Stirring the Pot offers a chronology of African cuisine beginning in the sixteenth century and continuing from Africa’s original edible endowments to its globalization. McCann traces cooks’ use of new crops, spices, and tastes, including New World imports like maize, hot peppers, cassava, potatoes, tomatoes, and peanuts, as well as plantain, sugarcane, spices, Asian rice, and other ingredients from the Indian Ocean world. He analyzes recipes, not as fixed ahistorical documents, but as lively and living records of historical change in women’s knowledge and farmers’ experiments. A final chapter describes in sensuous detail the direct connections of African cooking to New Orleans jambalaya, Cuban rice and beans, and the cooking of African Americans’ “soul food.”

Stirring the Pot breaks new ground and makes clear the relationship between food and the culture, history, and national identity of Africans.

James C. McCann is a professor of history and chair of the Department of Archaeology at Boston University. He is winner of a John S. Guggenheim Fellowship and the 2014 Distinguished Scholar of the American Society of Environmental History.



Retail price: $26.95, S.
Release date: Oct. 2009
240 pages · 6 × 9 in.
Rights:World except Africa, and Continental Europe


Release date: Oct. 2009
Rights:World except Africa, and Continental Europe

Additional Praise for Stirring the Pot

“Published as part of an Africa in World History series brought out by an academic press, Ohio University Press, and aimed primarily at students and scholars, Stirring the Pot nonetheless considers a large swath of the world’s foodways and history in a valuable and, for many readers, new way. Despite the foodie fever currently gripping the culture, there doesn’t appear to be a whole lot out there about African cuisine….”

Wilson Quarterly, “From the Editors”

“(McCann’s) close reading of a feast offered in 1887 by Tatyu, the wife of Ethiopian king Menelik II, is an exemplary investigation of stat patronage and Ethiopian cuisine. The author’s use of details is eye-catching…. There has been a desperate need for this kind of study for over two decades, so McCann has done African studies a service by writing such a readable book.”

Notes & Records

“The author of the Gourmand award-winning book Stirring the Pot is one of the biggest experts when it comes to the agricultural and cooking history of Africa.”
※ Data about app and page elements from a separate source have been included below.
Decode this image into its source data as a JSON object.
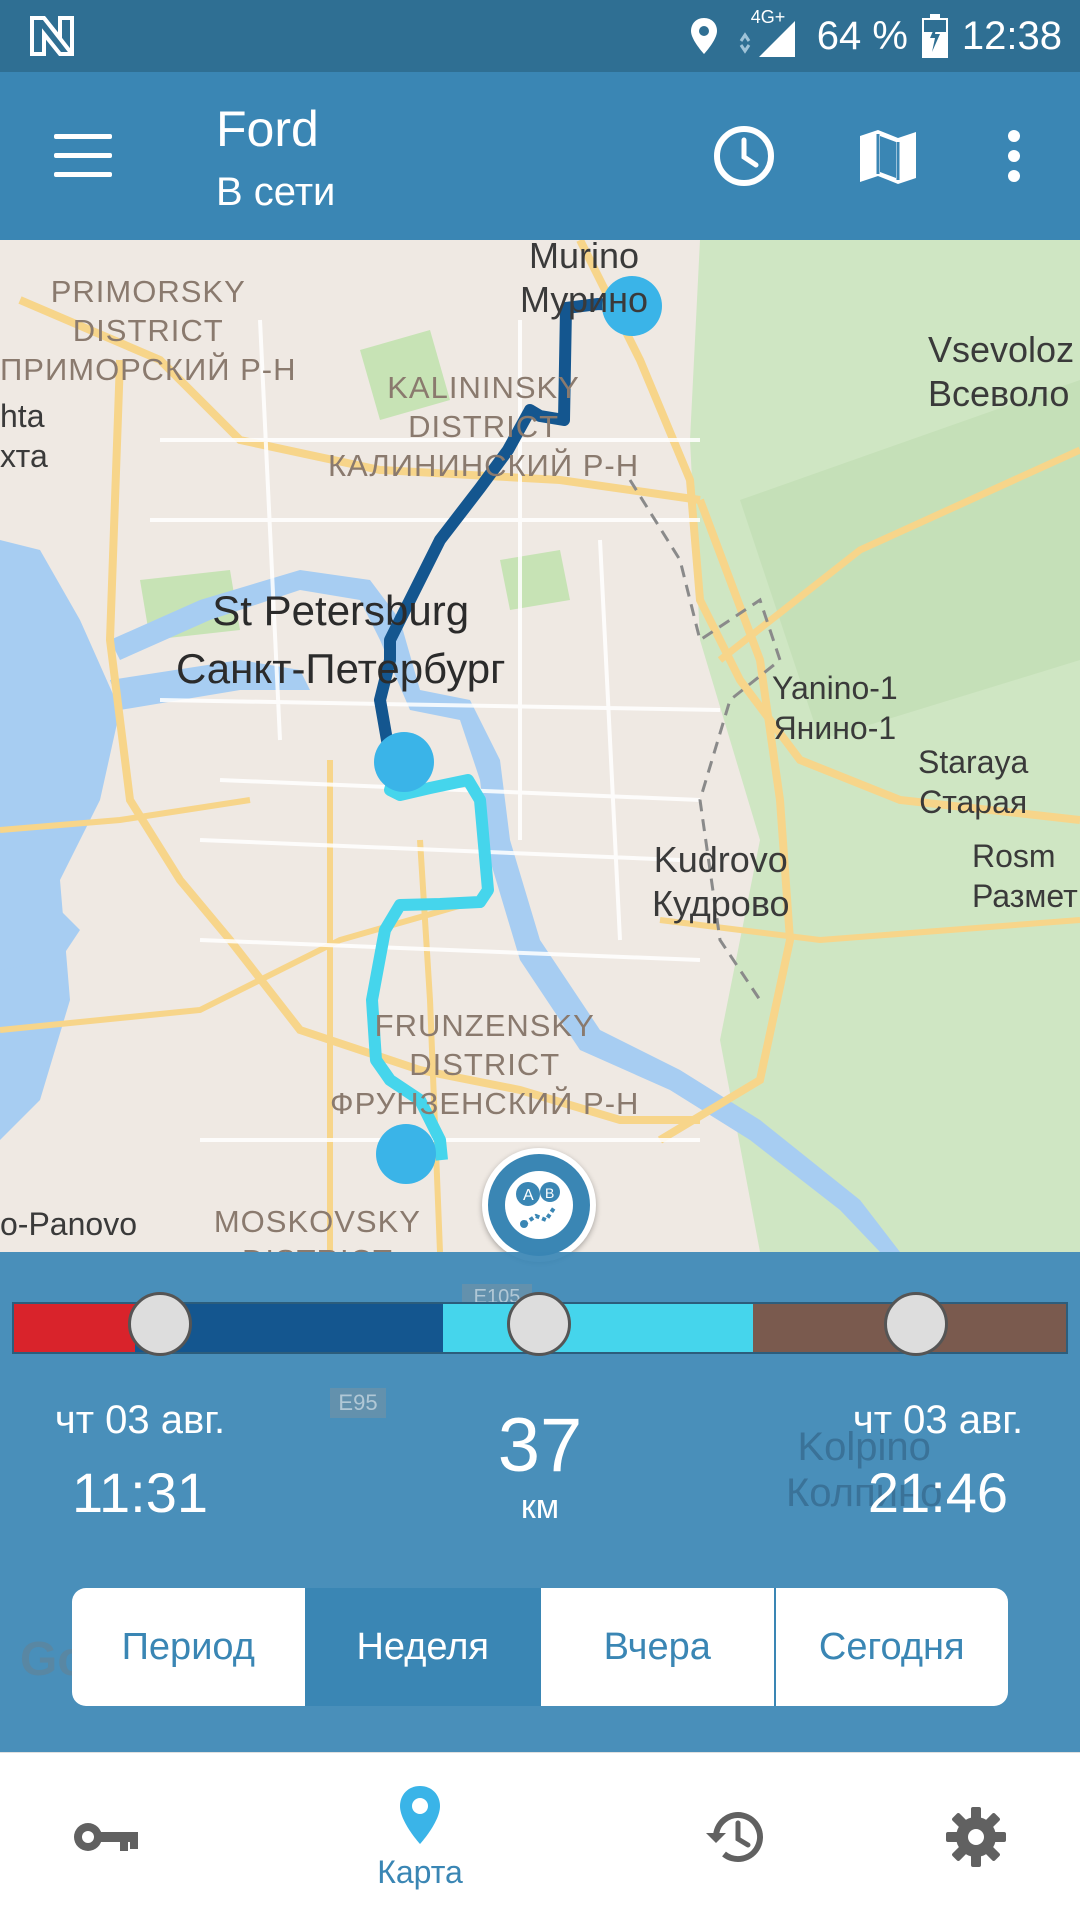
{
  "status_bar": {
    "network": "4G+",
    "battery": "64 %",
    "time": "12:38"
  },
  "app_bar": {
    "title": "Ford",
    "subtitle": "В сети"
  },
  "map": {
    "labels": {
      "murino": "Murino\nМурино",
      "primorsky": "PRIMORSKY\nDISTRICT\nПРИМОРСКИЙ Р-Н",
      "vsevoloz": "Vsevoloz\nВсеволо",
      "kalininsky": "KALININSKY\nDISTRICT\nКАЛИНИНСКИЙ Р-Н",
      "lakhta": "hta\nхта",
      "spb": "St Petersburg\nСанкт-Петербург",
      "yanino": "Yanino-1\nЯнино-1",
      "staraya": "Staraya\nСтарая",
      "kudrovo": "Kudrovo\nКудрово",
      "rosm": "Rosm\nРазмет",
      "frunzensky": "FRUNZENSKY\nDISTRICT\nФРУНЗЕНСКИЙ Р-Н",
      "panovo": "o-Panovo\no-Паново",
      "moskovsky": "MOSKOVSKY\nDISTRICT\nМОСКОВСКИЙ Р-Н",
      "kolpino": "Kolpino\nКолпино",
      "e95": "E95",
      "e105": "E105",
      "google": "Google"
    }
  },
  "route_panel": {
    "start_date": "чт 03 авг.",
    "start_time": "11:31",
    "distance_value": "37",
    "distance_unit": "км",
    "end_date": "чт 03 авг.",
    "end_time": "21:46",
    "timeline_colors": [
      "#d9232b",
      "#14568f",
      "#45d5ec",
      "#7a5a4e"
    ]
  },
  "period_selector": {
    "options": [
      "Период",
      "Неделя",
      "Вчера",
      "Сегодня"
    ],
    "active": "Неделя"
  },
  "bottom_nav": {
    "map_label": "Карта"
  },
  "colors": {
    "primary": "#3a86b4",
    "status_bar": "#2f6f93",
    "route_dark": "#14568f",
    "route_light": "#45d5ec",
    "marker": "#3ab4e8"
  }
}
Gourmand Magazine

“The strongest part of (Stirring the Pot) is its resistance to any fixed notion of ‘traditional’ or ‘authentic’ food, and McCann’s recognition that understanding food requires bringing together ecology, history, politics, and trade.”

International Journal of African Historical Studies

“Historian McCann alters the typical proportions of books on food, with 27 select recipes supplementing generous portions of the history of cuisine in Africa and beyond. The author emphasizes disparate influences on Africa’s foodways, including encounters between the continent’s peoples and states along with seminal transformations wrought by post-1492 global circulation of crops…. Summing Up: Highly recommended.

Choice: Current Reviews for Academic Libraries

“Well-written, clear, and informative, Stirring the Pot provides a compelling, readable history of food and cuisine in Africa… a remarkable book.”

Amy Bentley, associate professor in the department of Nutrition, Food Studies, and Public Health, New York University

“For this huge undertaking, McCann focuses on the ways trade, politics, colonialism, and diaspora have shaped a dynamic and enduring gastronomic mélange. Maize, for example, came to Ethiopia via the Arab Red Sea trade and to West Africa from the West Indies in the 16th century, yet didn’t become the continent’s dominant cereal crop until the 20th century. Cheap and filling, maize made economic sense.”

Wilson Quarterly, from the review

Stirring the Pot addresses the importance of food in interpreting culture and social history in Africa and in those areas of the world touched by African immigrants…. (A)n interesting and informative book that will appeal to a broad audience and is worth the read.”

Popular Anthropology